This is why culminating the year with these stories of survival is poignant. When many of those who experienced a COVID hospitalization told me: “I was on my deathbed.”
"I got close to dying, but I'm still here," ER nurse Danny Plata who fought and battled COVID-19 said.
So when we do get the hope that someone can survive. That feeling overpowers all.
It becomes a true miracle because when we know what it feels like to experience the loss, we know there is truly no greater gift than survival.
As Rosario Rodriguez described: "Every single day, as soon as I woke up in the morning, I would say to myself, 'I'm not going to make it today,' and at night, 'Oh, I did it.' Then prayed for the next day and the next day," said COVID-19 survivor Rodriguez.
The lessons learned from these survivors are paramount. It reminds us of how trivial it is when something doesn’t turn out exactly how we wanted or our plans don’t go according to the plan. Truly the majority of problems society faces are not life or death. So when you encompass all that matters and take stock in what’s actually valuable, it’s beyond words what the chance of survival can do. The opportunity to live is treated in such high regard.
These survivors have much more in common than just their diagnosis.
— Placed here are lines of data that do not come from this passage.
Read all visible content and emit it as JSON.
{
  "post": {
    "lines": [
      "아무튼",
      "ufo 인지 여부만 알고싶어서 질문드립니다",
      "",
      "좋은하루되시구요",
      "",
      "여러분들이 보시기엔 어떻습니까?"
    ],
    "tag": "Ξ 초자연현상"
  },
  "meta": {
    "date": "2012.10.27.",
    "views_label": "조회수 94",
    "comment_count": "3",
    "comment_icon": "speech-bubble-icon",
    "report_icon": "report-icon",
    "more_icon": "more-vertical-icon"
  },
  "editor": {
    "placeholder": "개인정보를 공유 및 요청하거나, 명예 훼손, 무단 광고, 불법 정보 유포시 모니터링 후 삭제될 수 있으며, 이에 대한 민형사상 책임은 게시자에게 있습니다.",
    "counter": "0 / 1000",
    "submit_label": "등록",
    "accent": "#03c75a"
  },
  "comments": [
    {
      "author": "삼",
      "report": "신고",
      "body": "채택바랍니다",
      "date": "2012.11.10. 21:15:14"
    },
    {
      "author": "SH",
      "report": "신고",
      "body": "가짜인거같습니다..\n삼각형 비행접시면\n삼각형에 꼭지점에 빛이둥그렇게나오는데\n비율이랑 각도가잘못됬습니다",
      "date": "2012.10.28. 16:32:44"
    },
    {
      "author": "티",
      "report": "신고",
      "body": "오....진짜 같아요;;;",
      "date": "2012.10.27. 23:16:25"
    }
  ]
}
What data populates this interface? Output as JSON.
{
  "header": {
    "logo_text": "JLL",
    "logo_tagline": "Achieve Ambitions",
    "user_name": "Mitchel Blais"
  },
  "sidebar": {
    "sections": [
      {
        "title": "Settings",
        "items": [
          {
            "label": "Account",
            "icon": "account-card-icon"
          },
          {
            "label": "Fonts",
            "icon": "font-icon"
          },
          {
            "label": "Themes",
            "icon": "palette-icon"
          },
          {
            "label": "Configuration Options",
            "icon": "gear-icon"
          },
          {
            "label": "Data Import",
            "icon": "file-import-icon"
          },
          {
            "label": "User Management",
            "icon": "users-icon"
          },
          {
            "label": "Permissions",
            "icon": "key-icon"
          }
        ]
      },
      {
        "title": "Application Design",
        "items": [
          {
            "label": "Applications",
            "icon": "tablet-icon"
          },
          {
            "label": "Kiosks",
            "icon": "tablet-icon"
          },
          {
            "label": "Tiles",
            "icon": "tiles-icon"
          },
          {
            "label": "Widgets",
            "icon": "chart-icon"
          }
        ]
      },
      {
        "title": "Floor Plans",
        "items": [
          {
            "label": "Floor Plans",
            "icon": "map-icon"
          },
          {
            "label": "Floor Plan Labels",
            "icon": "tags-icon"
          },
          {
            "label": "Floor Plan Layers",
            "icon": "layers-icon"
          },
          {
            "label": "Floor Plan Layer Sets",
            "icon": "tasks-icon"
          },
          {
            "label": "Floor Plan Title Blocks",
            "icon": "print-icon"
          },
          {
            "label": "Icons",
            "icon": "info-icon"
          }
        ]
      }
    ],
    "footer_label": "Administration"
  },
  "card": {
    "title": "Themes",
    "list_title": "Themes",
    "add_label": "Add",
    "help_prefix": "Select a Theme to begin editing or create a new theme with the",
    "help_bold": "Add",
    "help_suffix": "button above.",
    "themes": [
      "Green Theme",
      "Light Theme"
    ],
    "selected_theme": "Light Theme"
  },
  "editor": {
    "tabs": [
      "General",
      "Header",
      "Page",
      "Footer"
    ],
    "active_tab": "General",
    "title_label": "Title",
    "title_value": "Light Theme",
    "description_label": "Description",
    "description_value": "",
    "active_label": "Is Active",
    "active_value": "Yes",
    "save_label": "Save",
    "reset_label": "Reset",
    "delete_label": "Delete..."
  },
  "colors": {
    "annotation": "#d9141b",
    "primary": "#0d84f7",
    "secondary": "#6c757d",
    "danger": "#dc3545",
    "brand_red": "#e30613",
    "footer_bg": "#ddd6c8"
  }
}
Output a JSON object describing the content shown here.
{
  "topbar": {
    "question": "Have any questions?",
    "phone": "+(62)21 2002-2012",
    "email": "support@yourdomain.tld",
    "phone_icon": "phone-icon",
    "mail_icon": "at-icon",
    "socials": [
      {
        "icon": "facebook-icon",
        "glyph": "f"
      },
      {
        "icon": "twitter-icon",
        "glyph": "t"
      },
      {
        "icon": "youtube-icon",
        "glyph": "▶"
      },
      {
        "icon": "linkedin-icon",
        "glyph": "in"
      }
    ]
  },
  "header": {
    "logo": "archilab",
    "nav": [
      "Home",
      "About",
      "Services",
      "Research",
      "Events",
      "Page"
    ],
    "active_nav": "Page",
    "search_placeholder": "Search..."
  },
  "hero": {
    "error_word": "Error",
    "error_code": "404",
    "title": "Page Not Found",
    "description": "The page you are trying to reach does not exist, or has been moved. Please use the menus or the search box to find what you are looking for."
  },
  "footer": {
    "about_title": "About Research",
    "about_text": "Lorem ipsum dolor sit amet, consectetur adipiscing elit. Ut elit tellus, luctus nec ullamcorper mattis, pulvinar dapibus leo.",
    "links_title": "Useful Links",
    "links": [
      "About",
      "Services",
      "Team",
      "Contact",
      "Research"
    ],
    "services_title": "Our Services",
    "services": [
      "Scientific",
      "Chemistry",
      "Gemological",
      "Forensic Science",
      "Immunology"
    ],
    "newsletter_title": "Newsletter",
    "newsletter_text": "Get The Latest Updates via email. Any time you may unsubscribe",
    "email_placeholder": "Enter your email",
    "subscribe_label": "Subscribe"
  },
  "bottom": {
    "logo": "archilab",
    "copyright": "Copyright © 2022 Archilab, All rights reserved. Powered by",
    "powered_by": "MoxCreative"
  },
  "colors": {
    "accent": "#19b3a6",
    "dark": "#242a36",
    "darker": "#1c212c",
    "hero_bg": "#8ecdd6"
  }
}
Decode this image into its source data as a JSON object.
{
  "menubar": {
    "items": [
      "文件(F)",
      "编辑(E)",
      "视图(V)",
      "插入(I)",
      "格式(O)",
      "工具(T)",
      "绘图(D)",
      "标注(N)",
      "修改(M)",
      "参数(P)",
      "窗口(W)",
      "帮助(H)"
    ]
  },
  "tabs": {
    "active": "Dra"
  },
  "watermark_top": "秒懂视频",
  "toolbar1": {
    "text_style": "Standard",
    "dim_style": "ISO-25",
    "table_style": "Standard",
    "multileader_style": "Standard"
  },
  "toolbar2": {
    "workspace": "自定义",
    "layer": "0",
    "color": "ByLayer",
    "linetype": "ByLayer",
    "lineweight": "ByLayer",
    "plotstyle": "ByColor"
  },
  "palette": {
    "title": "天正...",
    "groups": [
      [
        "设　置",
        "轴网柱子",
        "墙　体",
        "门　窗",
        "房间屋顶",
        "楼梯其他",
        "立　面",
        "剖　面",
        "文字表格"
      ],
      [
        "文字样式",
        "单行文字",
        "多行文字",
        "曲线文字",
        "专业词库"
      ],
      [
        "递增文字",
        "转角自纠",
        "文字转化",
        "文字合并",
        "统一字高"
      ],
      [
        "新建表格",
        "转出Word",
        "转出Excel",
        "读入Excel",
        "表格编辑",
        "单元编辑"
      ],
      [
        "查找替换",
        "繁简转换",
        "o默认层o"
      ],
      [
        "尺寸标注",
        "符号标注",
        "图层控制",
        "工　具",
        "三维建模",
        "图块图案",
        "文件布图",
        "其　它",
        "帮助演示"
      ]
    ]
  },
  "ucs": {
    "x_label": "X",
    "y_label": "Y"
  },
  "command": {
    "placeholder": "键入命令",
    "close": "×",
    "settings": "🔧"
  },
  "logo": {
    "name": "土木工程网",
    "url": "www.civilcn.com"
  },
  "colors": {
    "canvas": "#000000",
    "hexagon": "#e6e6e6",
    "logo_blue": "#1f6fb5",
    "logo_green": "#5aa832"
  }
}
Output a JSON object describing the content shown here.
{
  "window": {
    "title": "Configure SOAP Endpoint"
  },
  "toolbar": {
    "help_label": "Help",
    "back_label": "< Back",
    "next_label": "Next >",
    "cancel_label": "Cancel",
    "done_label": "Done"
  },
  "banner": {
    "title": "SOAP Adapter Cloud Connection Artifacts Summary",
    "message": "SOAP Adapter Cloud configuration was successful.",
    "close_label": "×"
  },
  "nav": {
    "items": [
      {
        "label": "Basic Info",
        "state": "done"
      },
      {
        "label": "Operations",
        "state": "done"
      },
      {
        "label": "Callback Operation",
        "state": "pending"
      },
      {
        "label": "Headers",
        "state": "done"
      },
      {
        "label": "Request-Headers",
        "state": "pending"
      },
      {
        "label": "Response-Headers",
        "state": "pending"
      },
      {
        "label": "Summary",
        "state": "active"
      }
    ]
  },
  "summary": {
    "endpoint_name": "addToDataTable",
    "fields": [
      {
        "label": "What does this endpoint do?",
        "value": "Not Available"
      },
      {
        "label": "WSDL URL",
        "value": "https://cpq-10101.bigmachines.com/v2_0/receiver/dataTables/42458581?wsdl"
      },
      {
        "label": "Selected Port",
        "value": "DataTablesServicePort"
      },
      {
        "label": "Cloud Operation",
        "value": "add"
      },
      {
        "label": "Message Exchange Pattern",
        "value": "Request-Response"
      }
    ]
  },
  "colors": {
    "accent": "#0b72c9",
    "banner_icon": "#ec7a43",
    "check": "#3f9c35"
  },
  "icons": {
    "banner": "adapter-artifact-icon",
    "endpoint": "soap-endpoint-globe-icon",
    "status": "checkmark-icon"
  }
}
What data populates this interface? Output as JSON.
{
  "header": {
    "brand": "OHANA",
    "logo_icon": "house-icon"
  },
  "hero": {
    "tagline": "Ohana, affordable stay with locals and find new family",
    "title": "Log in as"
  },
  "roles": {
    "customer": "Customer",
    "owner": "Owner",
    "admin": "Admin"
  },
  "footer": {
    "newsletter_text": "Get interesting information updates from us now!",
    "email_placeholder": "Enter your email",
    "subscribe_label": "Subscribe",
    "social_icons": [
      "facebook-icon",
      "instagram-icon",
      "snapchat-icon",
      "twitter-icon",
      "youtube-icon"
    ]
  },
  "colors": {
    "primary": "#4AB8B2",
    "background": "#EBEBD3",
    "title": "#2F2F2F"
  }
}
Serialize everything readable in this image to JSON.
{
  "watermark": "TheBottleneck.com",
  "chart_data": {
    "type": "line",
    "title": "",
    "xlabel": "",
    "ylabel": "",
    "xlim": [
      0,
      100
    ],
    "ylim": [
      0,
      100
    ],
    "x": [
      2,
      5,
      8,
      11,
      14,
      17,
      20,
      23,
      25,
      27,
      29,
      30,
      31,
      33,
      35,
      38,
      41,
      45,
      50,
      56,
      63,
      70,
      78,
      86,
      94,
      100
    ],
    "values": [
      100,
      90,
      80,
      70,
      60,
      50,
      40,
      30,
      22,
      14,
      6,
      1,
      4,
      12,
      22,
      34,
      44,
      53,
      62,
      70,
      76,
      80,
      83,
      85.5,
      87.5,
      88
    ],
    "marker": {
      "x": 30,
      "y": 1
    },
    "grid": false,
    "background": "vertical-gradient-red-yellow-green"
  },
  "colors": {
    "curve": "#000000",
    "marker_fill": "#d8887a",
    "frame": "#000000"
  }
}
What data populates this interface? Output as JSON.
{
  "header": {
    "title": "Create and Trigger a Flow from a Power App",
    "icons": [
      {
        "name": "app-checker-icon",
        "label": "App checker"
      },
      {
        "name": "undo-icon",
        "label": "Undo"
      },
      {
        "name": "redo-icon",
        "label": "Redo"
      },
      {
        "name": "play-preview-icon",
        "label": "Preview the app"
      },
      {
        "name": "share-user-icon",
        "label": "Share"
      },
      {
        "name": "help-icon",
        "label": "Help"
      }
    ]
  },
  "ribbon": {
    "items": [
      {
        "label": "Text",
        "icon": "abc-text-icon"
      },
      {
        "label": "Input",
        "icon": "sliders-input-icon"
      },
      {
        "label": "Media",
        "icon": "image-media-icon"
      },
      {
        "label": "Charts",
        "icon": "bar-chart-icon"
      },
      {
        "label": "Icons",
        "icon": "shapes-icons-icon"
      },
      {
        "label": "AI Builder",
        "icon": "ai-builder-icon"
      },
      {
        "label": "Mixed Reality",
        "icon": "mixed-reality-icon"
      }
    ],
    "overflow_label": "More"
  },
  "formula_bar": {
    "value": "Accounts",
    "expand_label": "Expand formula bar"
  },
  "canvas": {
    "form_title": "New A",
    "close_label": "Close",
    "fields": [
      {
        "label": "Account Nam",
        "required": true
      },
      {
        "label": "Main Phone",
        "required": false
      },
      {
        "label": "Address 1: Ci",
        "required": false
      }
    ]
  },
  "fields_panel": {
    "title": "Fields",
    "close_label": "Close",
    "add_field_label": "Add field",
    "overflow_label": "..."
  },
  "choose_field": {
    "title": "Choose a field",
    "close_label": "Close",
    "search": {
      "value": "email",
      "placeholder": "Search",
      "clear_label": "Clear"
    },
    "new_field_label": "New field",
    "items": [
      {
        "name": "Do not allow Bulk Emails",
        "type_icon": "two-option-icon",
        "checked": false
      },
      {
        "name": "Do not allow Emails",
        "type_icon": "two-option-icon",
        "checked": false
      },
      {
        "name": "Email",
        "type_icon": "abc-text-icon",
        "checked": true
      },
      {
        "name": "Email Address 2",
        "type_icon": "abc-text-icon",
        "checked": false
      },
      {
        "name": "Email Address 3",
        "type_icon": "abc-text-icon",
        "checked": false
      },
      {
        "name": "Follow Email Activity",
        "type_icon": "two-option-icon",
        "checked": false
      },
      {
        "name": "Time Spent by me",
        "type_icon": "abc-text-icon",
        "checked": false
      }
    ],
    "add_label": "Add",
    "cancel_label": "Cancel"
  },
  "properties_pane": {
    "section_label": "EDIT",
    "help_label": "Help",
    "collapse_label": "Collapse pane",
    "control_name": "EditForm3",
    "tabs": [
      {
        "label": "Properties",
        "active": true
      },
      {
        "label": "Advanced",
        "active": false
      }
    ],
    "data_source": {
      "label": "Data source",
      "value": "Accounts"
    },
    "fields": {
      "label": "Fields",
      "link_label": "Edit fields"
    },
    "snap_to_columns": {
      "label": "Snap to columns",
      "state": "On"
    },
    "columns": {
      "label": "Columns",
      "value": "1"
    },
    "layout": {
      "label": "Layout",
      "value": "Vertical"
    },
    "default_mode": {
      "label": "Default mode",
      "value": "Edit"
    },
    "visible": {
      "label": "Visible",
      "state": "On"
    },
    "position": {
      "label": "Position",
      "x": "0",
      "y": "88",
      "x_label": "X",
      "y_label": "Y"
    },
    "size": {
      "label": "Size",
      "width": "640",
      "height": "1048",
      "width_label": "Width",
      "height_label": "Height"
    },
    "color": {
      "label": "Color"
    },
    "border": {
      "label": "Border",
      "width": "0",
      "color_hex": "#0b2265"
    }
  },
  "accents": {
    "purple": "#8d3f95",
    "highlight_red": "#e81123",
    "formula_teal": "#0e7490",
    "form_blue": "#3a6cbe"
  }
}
They share resilience, awareness and kindness. Their second chance should be all of our reminders to truly relish the good moments, people and love in our lives.
“You realize when you're in the situation how good we have it,” said COVID-19 survivor Hector Reynoso. “That it’s just a blessing to be able to get up every day in the morning and say, 'You know what? I'm here, thank God that I'm awake and he gave me another opportunity today,' and you just take it and realize that you are being blessed all the time.”
The list of our survivors are endless. I thank them for inspiring me and our community.